When he arrives onsite, Shaun never knows what, exactly, he’s going to discover once he lifts the man-hole cover. Something he can be certain of is that it’ll be unpleasant. Is it going to be a tangled knot of wipes with added horrors like used tampons, cotton buds and even nappies? Or one of our more unusual culprits like odd socks and tricycles? Whatever it is, our engineers have to grit their teeth and get on with unblocking it. Thank goodness for their strong stomachs, eh?

After he clears the blockage, Shaun uses a clever bit of kit to gather CCTV footage of the sewer to make sure the block hasn’t caused any other damage. This footage is reviewed by one of our technicians back in the office, like Lucy.

Once they’re confident that the drains are operating normally again, and Shaun has cleared away all signs of brown goo, he hands you a card which details what he’s done. It’s important that you keep this card for your records. We’ll always give you a call a couple of days later, to check whether you’ve had any further problems.



From first contact to final solution, unblocking your drain is a five-man job, and as important as it is, it’s completely avoidable. So, how can you help stop the block?

There is no engineering expertise required, no fancy formula and no excuses.

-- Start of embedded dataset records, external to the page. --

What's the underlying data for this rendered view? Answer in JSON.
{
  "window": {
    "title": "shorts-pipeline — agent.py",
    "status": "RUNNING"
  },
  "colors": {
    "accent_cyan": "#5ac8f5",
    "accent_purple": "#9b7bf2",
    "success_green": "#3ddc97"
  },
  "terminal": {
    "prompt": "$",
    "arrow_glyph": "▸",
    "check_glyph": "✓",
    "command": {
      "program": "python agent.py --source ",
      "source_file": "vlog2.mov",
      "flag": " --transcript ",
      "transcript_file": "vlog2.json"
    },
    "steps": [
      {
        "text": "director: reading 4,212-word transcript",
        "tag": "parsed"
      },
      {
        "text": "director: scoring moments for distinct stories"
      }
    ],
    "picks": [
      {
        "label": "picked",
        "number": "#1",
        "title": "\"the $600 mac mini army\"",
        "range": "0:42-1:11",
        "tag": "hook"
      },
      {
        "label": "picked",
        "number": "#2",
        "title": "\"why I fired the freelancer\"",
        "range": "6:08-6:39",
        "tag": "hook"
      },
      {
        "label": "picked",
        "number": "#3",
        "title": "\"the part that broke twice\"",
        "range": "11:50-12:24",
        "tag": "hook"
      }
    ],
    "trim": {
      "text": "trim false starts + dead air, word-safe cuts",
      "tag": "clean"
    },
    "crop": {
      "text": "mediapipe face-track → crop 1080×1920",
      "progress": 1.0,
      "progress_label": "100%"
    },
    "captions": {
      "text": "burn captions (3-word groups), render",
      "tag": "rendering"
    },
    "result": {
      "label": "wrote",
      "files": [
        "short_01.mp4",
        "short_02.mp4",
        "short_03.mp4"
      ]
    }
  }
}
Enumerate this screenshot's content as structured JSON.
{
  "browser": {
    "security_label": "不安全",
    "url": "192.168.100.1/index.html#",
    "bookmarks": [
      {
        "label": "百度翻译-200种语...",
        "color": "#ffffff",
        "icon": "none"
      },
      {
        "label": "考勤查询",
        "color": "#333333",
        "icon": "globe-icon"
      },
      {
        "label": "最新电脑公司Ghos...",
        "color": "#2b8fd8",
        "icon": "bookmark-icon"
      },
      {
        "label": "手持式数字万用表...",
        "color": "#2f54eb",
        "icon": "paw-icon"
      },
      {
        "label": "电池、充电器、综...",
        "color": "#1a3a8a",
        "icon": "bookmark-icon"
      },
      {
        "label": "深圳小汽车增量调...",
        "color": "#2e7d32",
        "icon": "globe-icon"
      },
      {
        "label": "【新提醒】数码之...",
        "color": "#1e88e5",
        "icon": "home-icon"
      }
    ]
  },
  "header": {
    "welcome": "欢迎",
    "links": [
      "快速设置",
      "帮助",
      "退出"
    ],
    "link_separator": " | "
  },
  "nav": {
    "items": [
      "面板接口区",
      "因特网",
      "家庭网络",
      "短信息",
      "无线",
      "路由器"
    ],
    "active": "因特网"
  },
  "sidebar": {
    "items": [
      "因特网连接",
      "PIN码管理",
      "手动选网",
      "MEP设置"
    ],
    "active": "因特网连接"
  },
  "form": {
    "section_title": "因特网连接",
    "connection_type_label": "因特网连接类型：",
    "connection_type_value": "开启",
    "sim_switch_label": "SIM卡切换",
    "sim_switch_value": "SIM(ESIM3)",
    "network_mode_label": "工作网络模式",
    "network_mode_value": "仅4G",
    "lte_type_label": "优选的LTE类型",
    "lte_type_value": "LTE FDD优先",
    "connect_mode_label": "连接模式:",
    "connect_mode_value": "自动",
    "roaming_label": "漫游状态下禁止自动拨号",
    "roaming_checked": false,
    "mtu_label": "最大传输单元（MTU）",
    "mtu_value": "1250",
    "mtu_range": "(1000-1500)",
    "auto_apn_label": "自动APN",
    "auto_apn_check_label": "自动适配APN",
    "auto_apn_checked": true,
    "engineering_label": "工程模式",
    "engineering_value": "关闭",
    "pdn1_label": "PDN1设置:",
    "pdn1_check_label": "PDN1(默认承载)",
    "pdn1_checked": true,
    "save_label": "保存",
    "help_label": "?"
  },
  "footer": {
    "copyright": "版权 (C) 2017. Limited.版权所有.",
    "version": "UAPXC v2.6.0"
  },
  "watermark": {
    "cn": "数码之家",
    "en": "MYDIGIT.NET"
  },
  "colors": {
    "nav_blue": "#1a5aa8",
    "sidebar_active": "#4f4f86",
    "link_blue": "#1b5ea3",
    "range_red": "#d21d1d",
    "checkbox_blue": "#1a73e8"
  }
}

Blocked drains are caused when the sewers are used to dispose of things other than pee, poo and paper. When fats, oils and grease (FOG) are poured down the drain, it cools and solidifies around other objects in the pipes. Like a grotesque snowball, illegal wipes, plasters, period products and more stick to the FOG and the mess eventually grows big enough to block the pipes. Lovely.

It’s important to remember that if you flush an un-flushable, it might not be you who suffers the consequences. It might be someone in your street, or a few streets over, or the next village along. This can also have devastating effects on the environment and local wildlife.

Just because you don’t see the effect of your actions doesn’t mean it doesn’t happen.

Please, play your part, and help us make blockages a thing of the past.

For further information please contact:

Love your Loo